*** Opening of DATA FOR THIS EXERCISE ***

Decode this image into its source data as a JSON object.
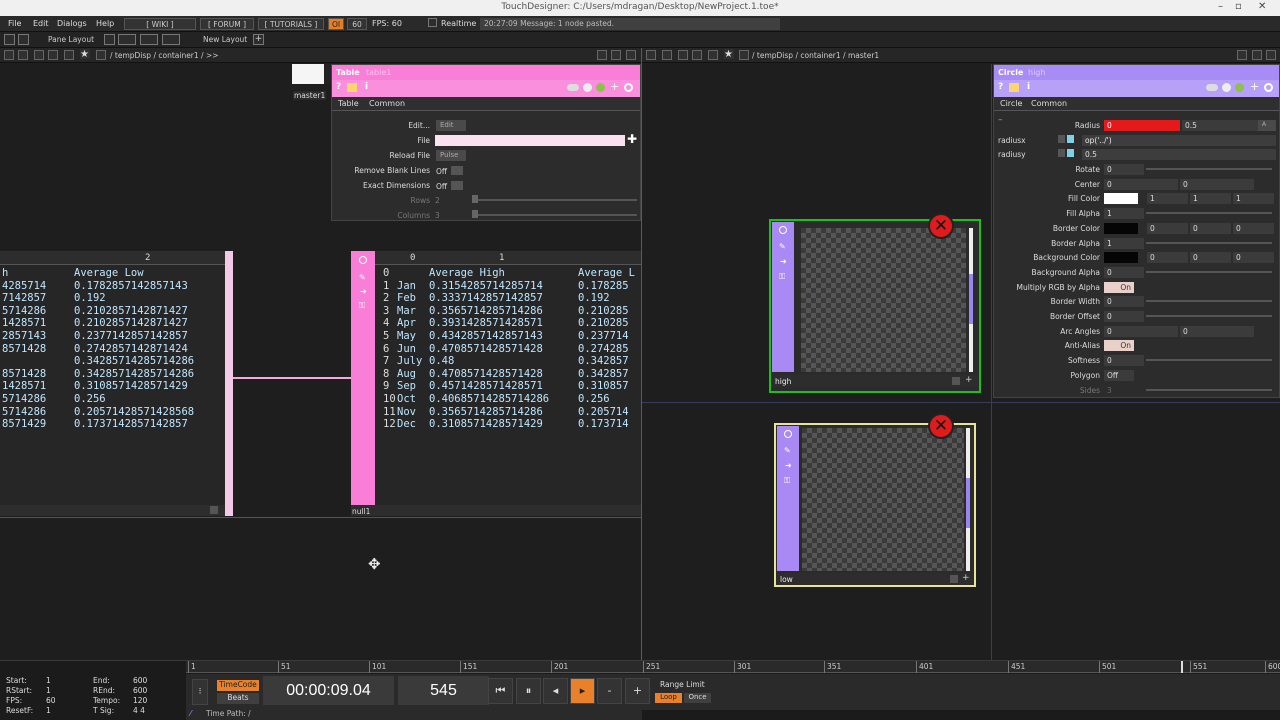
{
  "window": {
    "title": "TouchDesigner: C:/Users/mdragan/Desktop/NewProject.1.toe*",
    "min": "–",
    "max": "▫",
    "close": "✕"
  },
  "menubar": {
    "items": [
      "File",
      "Edit",
      "Dialogs",
      "Help"
    ],
    "buttons": [
      "[ WIKI ]",
      "[ FORUM ]",
      "[ TUTORIALS ]"
    ],
    "oi": "OI",
    "fps_setting": "60",
    "fps_label": "FPS: 60",
    "realtime": "Realtime",
    "status": "20:27:09 Message: 1 node pasted."
  },
  "panebar": {
    "pane_layout": "Pane Layout",
    "new_layout": "New Layout",
    "plus": "+"
  },
  "left_pane": {
    "path": "/ tempDisp / container1 / >>",
    "master_label": "master1",
    "param": {
      "type": "Table",
      "name": "table1",
      "tabs": [
        "Table",
        "Common"
      ],
      "rows": [
        {
          "label": "Edit...",
          "value": "Edit"
        },
        {
          "label": "File",
          "value": ""
        },
        {
          "label": "Reload File",
          "value": "Pulse"
        },
        {
          "label": "Remove Blank Lines",
          "value": "Off"
        },
        {
          "label": "Exact Dimensions",
          "value": "Off"
        },
        {
          "label": "Rows",
          "value": "2"
        },
        {
          "label": "Columns",
          "value": "3"
        }
      ]
    },
    "table_left": {
      "col_header": "2",
      "header_row": [
        "h",
        "Average Low"
      ],
      "rows": [
        [
          "4285714",
          "0.1782857142857143"
        ],
        [
          "7142857",
          "0.192"
        ],
        [
          "5714286",
          "0.2102857142871427"
        ],
        [
          "1428571",
          "0.2102857142871427"
        ],
        [
          "2857143",
          "0.2377142857142857"
        ],
        [
          "8571428",
          "0.2742857142871424"
        ],
        [
          "",
          "0.3428571428571428​6"
        ],
        [
          "8571428",
          "0.3428571428571428​6"
        ],
        [
          "1428571",
          "0.3108571428571429"
        ],
        [
          "5714286",
          "0.256"
        ],
        [
          "5714286",
          "0.2057142857142856​8"
        ],
        [
          "8571429",
          "0.1737142857142857"
        ]
      ]
    },
    "table_right": {
      "col_headers": [
        "0",
        "1"
      ],
      "label": "null1",
      "header": [
        "0",
        "Average High",
        "Average L"
      ],
      "rows": [
        [
          "1",
          "Jan",
          "0.3154285714285714",
          "0.178285"
        ],
        [
          "2",
          "Feb",
          "0.3337142857142857",
          "0.192"
        ],
        [
          "3",
          "Mar",
          "0.3565714285714286",
          "0.210285"
        ],
        [
          "4",
          "Apr",
          "0.3931428571428571",
          "0.210285"
        ],
        [
          "5",
          "May",
          "0.4342857142857143",
          "0.237714"
        ],
        [
          "6",
          "Jun",
          "0.4708571428571428",
          "0.274285"
        ],
        [
          "7",
          "July",
          "0.48",
          "0.342857"
        ],
        [
          "8",
          "Aug",
          "0.4708571428571428",
          "0.342857"
        ],
        [
          "9",
          "Sep",
          "0.4571428571428571",
          "0.310857"
        ],
        [
          "10",
          "Oct",
          "0.4068571428571428​6",
          "0.256"
        ],
        [
          "11",
          "Nov",
          "0.3565714285714286",
          "0.205714"
        ],
        [
          "12",
          "Dec",
          "0.3108571428571429",
          "0.173714"
        ]
      ]
    }
  },
  "right_pane": {
    "path": "/ tempDisp / container1 / master1",
    "param": {
      "type": "Circle",
      "name": "high",
      "tabs": [
        "Circle",
        "Common"
      ],
      "radius_label": "Radius",
      "radius_x": "0",
      "radius_y": "0.5",
      "radiusx_label": "radiusx",
      "radiusx_expr": "op('../')",
      "radiusy_label": "radiusy",
      "radiusy_val": "0.5",
      "rows": [
        {
          "label": "Rotate",
          "v": [
            "0"
          ]
        },
        {
          "label": "Center",
          "v": [
            "0",
            "0"
          ]
        },
        {
          "label": "Fill Color",
          "v": [
            "",
            "1",
            "1",
            "1"
          ]
        },
        {
          "label": "Fill Alpha",
          "v": [
            "1"
          ]
        },
        {
          "label": "Border Color",
          "v": [
            "",
            "0",
            "0",
            "0"
          ]
        },
        {
          "label": "Border Alpha",
          "v": [
            "1"
          ]
        },
        {
          "label": "Background Color",
          "v": [
            "",
            "0",
            "0",
            "0"
          ]
        },
        {
          "label": "Background Alpha",
          "v": [
            "0"
          ]
        },
        {
          "label": "Multiply RGB by Alpha",
          "v": [
            "On"
          ]
        },
        {
          "label": "Border Width",
          "v": [
            "0"
          ]
        },
        {
          "label": "Border Offset",
          "v": [
            "0"
          ]
        },
        {
          "label": "Arc Angles",
          "v": [
            "0",
            "0"
          ]
        },
        {
          "label": "Anti-Alias",
          "v": [
            "On"
          ]
        },
        {
          "label": "Softness",
          "v": [
            "0"
          ]
        },
        {
          "label": "Polygon",
          "v": [
            "Off"
          ]
        },
        {
          "label": "Sides",
          "v": [
            "3"
          ]
        }
      ]
    },
    "nodes": [
      {
        "label": "high",
        "error": "✕"
      },
      {
        "label": "low",
        "error": "✕"
      }
    ]
  },
  "timeline": {
    "ticks": [
      "1",
      "51",
      "101",
      "151",
      "201",
      "251",
      "301",
      "351",
      "401",
      "451",
      "501",
      "551",
      "600"
    ],
    "start": "Start:",
    "start_v": "1",
    "rstart": "RStart:",
    "rstart_v": "1",
    "fps": "FPS:",
    "fps_v": "60",
    "resetf": "ResetF:",
    "resetf_v": "1",
    "end": "End:",
    "end_v": "600",
    "rend": "REnd:",
    "rend_v": "600",
    "tempo": "Tempo:",
    "tempo_v": "120",
    "tsig": "T Sig:",
    "tsig_v": "4     4",
    "timecode_btn": "TimeCode",
    "beats_btn": "Beats",
    "timecode": "00:00:09.04",
    "frame": "545",
    "range_limit": "Range Limit",
    "loop": "Loop",
    "once": "Once",
    "time_path": "Time Path: /"
  }
}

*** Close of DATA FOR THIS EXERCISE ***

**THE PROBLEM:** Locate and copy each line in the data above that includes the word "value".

**WRITTEN ANSWER:**
          "value": "Edit"
          "value": ""
          "value": "Pulse"
          "value": "Off"
          "value": "Off"
          "value": "2"
          "value": "3"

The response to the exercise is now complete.